It should come as no surprise that Jonathan Alter and Obama don’t share an audacity of hope about Hannity’s sincerity. Near the end of Obama’s memoir, Dreams from My Father, page 453:
My wife will tell you that by nature I’m not somebody who gets real worked up about things. When I see Ann Coulter or Sean Hannity baying across the television screen, I find it hard to take them seriously. I assume they must be saying what they do primarily to boost book sales or ratings, I do wonder who would spend their precious evening with such sourpusses.
It gets funnier on the next page where he goes into pox-on-both-houses mode and complains of both right and left:
They are stories of conspiracy, of America being hijacked by an evil cabal. Like all good conspiracy theories, both tales contain just enough truth to satisfy those predisposed to believe in them, without admitting any contradictions that might shake up those assumptions.Their purpose is not to persuade the other side but to keep their bases agitated and assured of the rightness of their respective causes – and lure just enough new adherents to beat the other side into submission.
This all contradicts the “Faith” chapter in The Audacity of Hope (page 198), where Obama tells a story of receiving an e-mail from a Christian doctor who wondered why a fair-minded man like Obama would have website language about his willingness to fight “right-wing ideologues who want to deny a woman’s right to choose.” Obama changed the language to something mellower, he wrote, and prayed to recognize the idealism in his opponents:
And that night, before I went to bed, I said a prayer of my own – that I might extend the same presumption of good faith to others that the doctor had extended to me.
The Wall Street Journalpoints out that, on the same day David Mamet published his “Why I Am No Longer a Brain-Dead Liberal” piece in the Village Voice, another great playwright, Tom Stoppard, was publishing similar thoughts in the Times of London.
Stoppard, who comes from a family of Jewish emigres from Czechoslovakia, writes:
In 1968 I was living the good life with my first wife and first baby in our first house on the swell of my first play and was beginning to be noted by my peers as someone who was politically dubious.

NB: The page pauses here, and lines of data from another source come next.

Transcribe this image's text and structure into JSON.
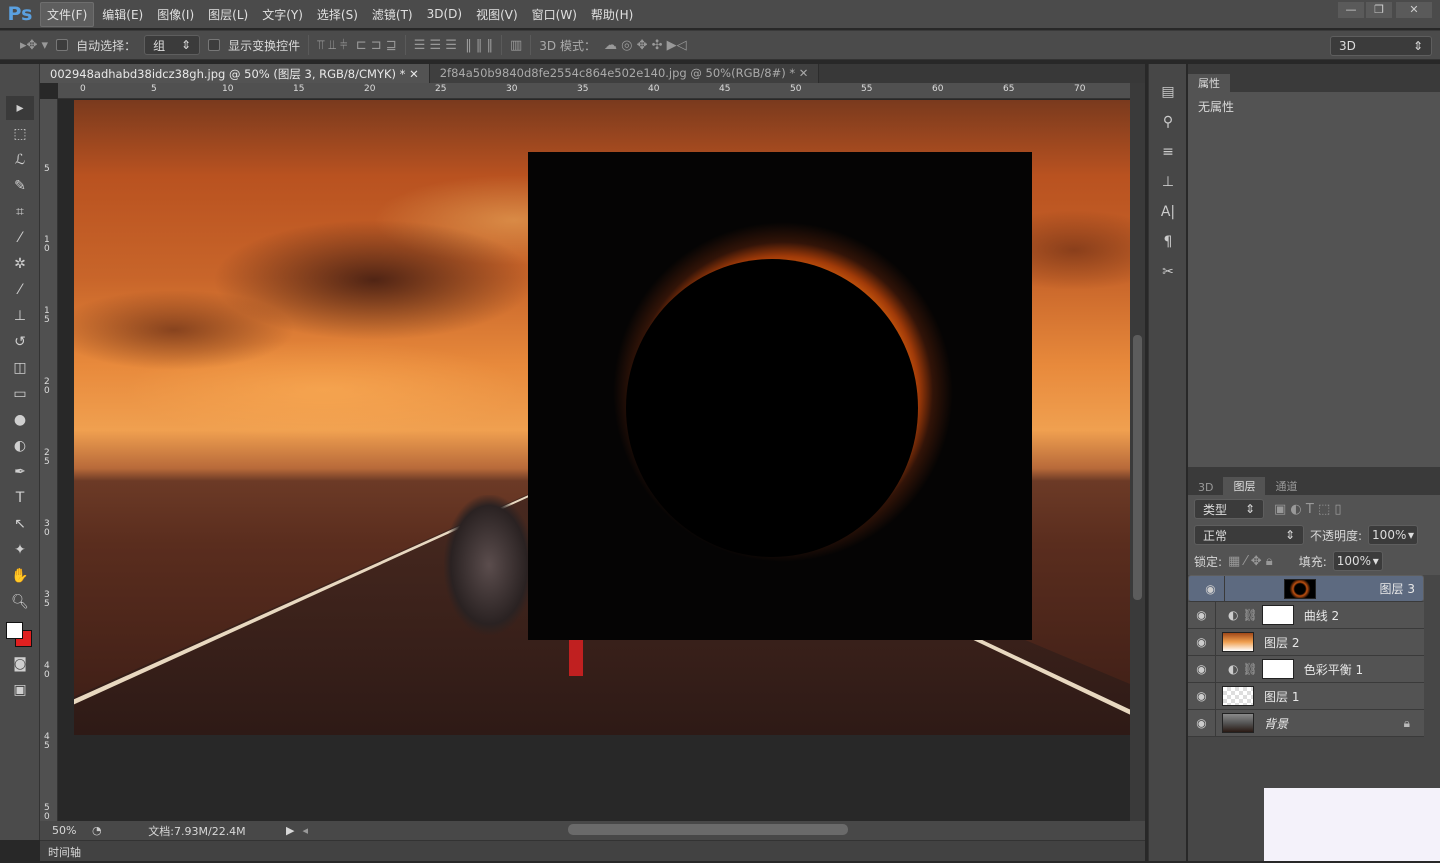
{
  "app": {
    "logo": "Ps"
  },
  "menu": [
    "文件(F)",
    "编辑(E)",
    "图像(I)",
    "图层(L)",
    "文字(Y)",
    "选择(S)",
    "滤镜(T)",
    "3D(D)",
    "视图(V)",
    "窗口(W)",
    "帮助(H)"
  ],
  "window_buttons": [
    "—",
    "❐",
    "✕"
  ],
  "options": {
    "auto_select_label": "自动选择：",
    "auto_select_value": "组",
    "show_transform_label": "显示变换控件",
    "mode_3d_label": "3D 模式：",
    "workspace": "3D"
  },
  "tabs": [
    {
      "label": "002948adhabd38idcz38gh.jpg @ 50% (图层 3, RGB/8/CMYK) *",
      "active": true
    },
    {
      "label": "2f84a50b9840d8fe2554c864e502e140.jpg @ 50%(RGB/8#) *",
      "active": false
    }
  ],
  "ruler_top": [
    "0",
    "5",
    "10",
    "15",
    "20",
    "25",
    "30",
    "35",
    "40",
    "45",
    "50",
    "55",
    "60",
    "65",
    "70"
  ],
  "ruler_left": [
    "5",
    "1 0",
    "1 5",
    "2 0",
    "2 5",
    "3 0",
    "3 5",
    "4 0",
    "4 5",
    "5 0"
  ],
  "status": {
    "zoom": "50%",
    "doc": "文档:7.93M/22.4M"
  },
  "timeline": {
    "label": "时间轴"
  },
  "properties": {
    "tab": "属性",
    "body": "无属性"
  },
  "layers_panel": {
    "tabs": [
      "3D",
      "图层",
      "通道"
    ],
    "active_tab": "图层",
    "filter": "类型",
    "blend_mode": "正常",
    "opacity_label": "不透明度:",
    "opacity": "100%",
    "lock_label": "锁定:",
    "fill_label": "填充:",
    "fill": "100%",
    "layers": [
      {
        "name": "图层 3",
        "type": "pixel",
        "selected": true,
        "visible": true
      },
      {
        "name": "曲线 2",
        "type": "adjustment",
        "selected": false,
        "visible": true
      },
      {
        "name": "图层 2",
        "type": "pixel",
        "selected": false,
        "visible": true
      },
      {
        "name": "色彩平衡 1",
        "type": "adjustment",
        "selected": false,
        "visible": true
      },
      {
        "name": "图层 1",
        "type": "pixel",
        "selected": false,
        "visible": true
      },
      {
        "name": "背景",
        "type": "background",
        "selected": false,
        "visible": true,
        "locked": true
      }
    ]
  },
  "colors": {
    "foreground": "#ffffff",
    "background": "#e02020",
    "selection": "#5d6a80"
  }
}
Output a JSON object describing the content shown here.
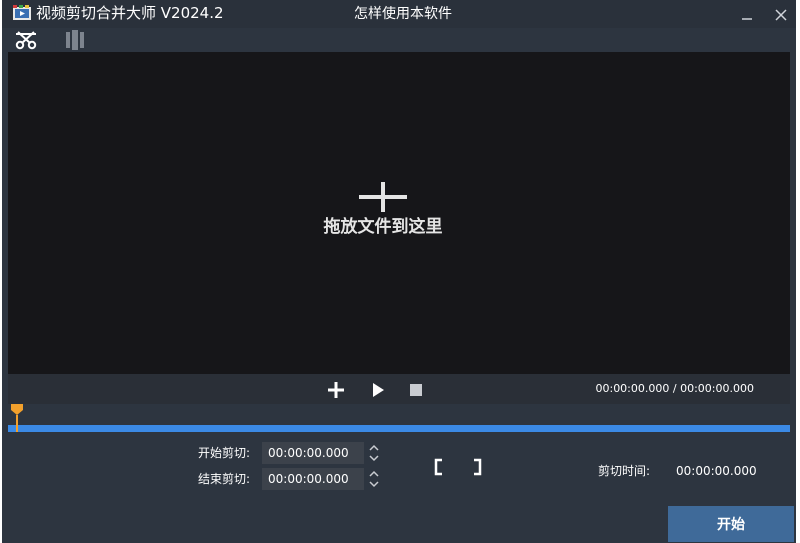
{
  "app": {
    "title": "视频剪切合并大师 V2024.2",
    "help_link": "怎样使用本软件"
  },
  "toolbar": {
    "items": [
      {
        "name": "cut-tool",
        "icon": "scissors-icon"
      },
      {
        "name": "merge-tool",
        "icon": "film-strip-icon"
      }
    ]
  },
  "preview": {
    "drop_text": "拖放文件到这里",
    "drop_icon": "plus-icon"
  },
  "player": {
    "current_time": "00:00:00.000",
    "separator": " / ",
    "total_time": "00:00:00.000",
    "position_fraction": 0.0
  },
  "trim": {
    "start_label": "开始剪切:",
    "start_value": "00:00:00.000",
    "end_label": "结束剪切:",
    "end_value": "00:00:00.000",
    "cut_time_label": "剪切时间:",
    "cut_time_value": "00:00:00.000"
  },
  "actions": {
    "start_label": "开始"
  },
  "colors": {
    "window_bg": "#2d3540",
    "preview_bg": "#161619",
    "track": "#3b8ae6",
    "playhead": "#f2a02c",
    "primary_button": "#3f6a99"
  }
}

… I was already conscious of a feeling in myself which detached me from the prevailing spirit of rebellion when bliss was it in that dawn to be alive but to be young was to be where it’s at.
The feeling I refer to was embarrassment. I was embarrassed by the slogans and postures of rebellion in a society which, in London as in Paris, had moved on since Wordsworth was young and which seemed to me to be the least worst system into which one might have been born – the open liberal democracy whose very essence was the toleration of dissent.
I had not been born into it. You don’t need to be a qualified psychologist to work out that in England in 1968, 22 years after I arrived, I was much more disposed to champion my adoptive country than to find fault with it. For all I knew to the contrary, if my father had survived the war (he was killed in the Far East) he would have taken his family back to my birthplace in Czechoslovakia in 1946 and I would have grown up under the communist dictatorship which followed two years later.
“Embarrassment” is exactly right. Later in the column, he quotes himself quoting Alexander Herzen in The Coast of Utopia:
They invented personal liberty without having any theories about it. They value liberty because it’s liberty.
This is very old hat for conservatives, of course, the confusion of liberty with license and the rejection of flawed liberal societies for the utopian promises of totalitarian politics. But it’s remarkable to see these ideas getting such an airing from the likes of Mamet and Stoppard. In this dreary campaign season, wouldn’t it have been something to hear Barack Obama give a speech about liberty instead of a speech about the private insensitivity of his grandmother? Wouldn’t it have been something if Michelle Obama, who claimed to never have been proud of her country until her husband’s recent success, had instead written: “I was much more disposed to champion my country than to find fault with it”?